But according to a new study conducted by Harris Poll for Lithium Technologies, marketers that are using targeted social ads to reach members of these groups may be shooting themselves in the foot.
The world is awash in content.
As recently detailed by Wired's David Pierce, Instagram's photo cache grows by 80m each day.
YouTube sees 400 hours of video uploaded every minute, and more than 250,000 status updates are posted to Facebook in the same span.
Thanks to the rise of social platforms like Instagram, more and more brands are adding influencer marketing to their digital marketing mix.
But as influencer marketing matures and the most prominent influencers become more costly to work with, is it time for brands to adapt?
Last week, I looked at how the the Democratic presidential candidates are using social media to bolster their campaigns.
Yesterday, Donald Trump became the presumptive Republican nominee.
Here's how he has been using social media.
The 2016 Presidential primaries are well under way, and not surprisingly, all of the candidates are actively using social media to rally support.
Here's how the two candidates for the Democratic party, Hillary Clinton and Bernie Sanders, are using social media.
I always love hearing about food and drink startups, especially on Dragon's Den (or Shark Tank).
And with the rise of online subscription services in FMCG, food and drink brands are springing up all over the internet.
Facebook is evolving, and one of the trends has the attention of the CEO of the world's largest social network.
Facebook users are sharing less about themselves and Mark Zuckerberg is personally imploring his staff to reverse the trend of what the company internally refers to as "context collapse."
Everybody loves buying a knick-knack, drilling a hole or wielding a tool in the garden.
After last week's post on IKEA creative was well received, I've stuck with the home improvement theme and rounded up 10 marketing campaigns from Lowe's.

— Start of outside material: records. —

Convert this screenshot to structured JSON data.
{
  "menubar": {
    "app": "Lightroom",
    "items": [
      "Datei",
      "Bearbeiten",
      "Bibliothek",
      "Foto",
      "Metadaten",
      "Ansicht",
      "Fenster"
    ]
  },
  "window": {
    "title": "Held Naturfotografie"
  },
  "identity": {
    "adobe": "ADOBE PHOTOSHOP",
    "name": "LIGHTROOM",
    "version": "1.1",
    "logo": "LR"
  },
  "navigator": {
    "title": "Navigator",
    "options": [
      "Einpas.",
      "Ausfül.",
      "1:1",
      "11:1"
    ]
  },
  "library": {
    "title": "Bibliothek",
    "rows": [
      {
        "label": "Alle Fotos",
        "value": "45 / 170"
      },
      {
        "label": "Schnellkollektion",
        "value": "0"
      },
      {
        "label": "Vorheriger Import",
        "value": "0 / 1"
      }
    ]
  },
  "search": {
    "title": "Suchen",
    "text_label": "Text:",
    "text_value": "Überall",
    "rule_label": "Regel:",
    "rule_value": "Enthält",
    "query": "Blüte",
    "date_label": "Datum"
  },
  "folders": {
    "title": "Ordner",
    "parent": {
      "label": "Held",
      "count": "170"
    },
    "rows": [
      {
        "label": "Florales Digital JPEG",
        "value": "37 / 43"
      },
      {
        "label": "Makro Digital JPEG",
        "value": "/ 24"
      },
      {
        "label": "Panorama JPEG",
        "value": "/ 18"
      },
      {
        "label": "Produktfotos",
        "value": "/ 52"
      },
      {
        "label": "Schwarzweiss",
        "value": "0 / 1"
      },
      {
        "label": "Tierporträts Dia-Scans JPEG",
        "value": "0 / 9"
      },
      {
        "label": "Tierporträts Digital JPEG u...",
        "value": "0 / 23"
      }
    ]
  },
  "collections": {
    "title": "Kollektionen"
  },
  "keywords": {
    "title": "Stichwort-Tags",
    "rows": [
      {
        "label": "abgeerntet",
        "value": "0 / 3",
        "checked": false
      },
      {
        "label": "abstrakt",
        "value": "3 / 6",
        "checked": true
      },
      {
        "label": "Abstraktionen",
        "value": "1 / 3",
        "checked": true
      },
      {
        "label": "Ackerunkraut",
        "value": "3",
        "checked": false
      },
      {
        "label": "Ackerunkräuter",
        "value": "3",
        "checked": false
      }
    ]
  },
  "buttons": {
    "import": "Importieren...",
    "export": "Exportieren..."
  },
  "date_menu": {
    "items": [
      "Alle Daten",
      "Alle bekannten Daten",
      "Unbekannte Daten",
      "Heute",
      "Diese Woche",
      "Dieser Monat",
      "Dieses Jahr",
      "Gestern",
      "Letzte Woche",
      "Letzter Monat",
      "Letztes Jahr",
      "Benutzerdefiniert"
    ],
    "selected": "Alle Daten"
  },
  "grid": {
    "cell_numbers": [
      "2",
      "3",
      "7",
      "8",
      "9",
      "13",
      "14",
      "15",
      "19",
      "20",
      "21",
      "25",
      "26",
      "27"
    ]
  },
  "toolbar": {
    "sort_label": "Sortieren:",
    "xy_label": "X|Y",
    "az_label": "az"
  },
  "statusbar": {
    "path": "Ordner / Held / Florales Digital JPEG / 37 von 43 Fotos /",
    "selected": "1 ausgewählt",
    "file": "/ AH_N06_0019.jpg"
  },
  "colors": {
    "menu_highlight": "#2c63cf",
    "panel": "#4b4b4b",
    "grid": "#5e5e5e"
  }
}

Social content is – or at least should be – entirely driven by a brand’s tone of voice. And that tone of voice should be driven in turn by the brand’s target audience and the image it wants to achieve.
Betting companies are interesting because they get away with stuff that a lot of other brands wouldn’t (everyone remembers the ‘last one to sign up to a Paddy Power account is a t***’ banner ad).
I thought I’d look at three of the top UK betting sites to see how they handle social content and what other brands can learn from their success.
If your brand is on Instagram and you’re still not posting videos, you’re not using the platform to its full potential.
Hopefully some the following clips will inspire your own Instagram video efforts, although obviously launching a rocket into space is not going to be an option for every brand.
Not too many years ago brands were deliberating on whether to embrace social media at all, and for those that did there were relatively few platforms to choose from.
Now, however, it seems there’s a new social media platform to get excited about every month.
The landscape has completely changed, and it can be daunting for brands to take the plunge and plough resources into something that isn’t guaranteed to return any value.
On Tuesday, Instagram announced it is increasing the maximum length of videos on its service to 60 seconds. Until now, videos have been capped at 15 seconds.
Here's what brands need to know about the change.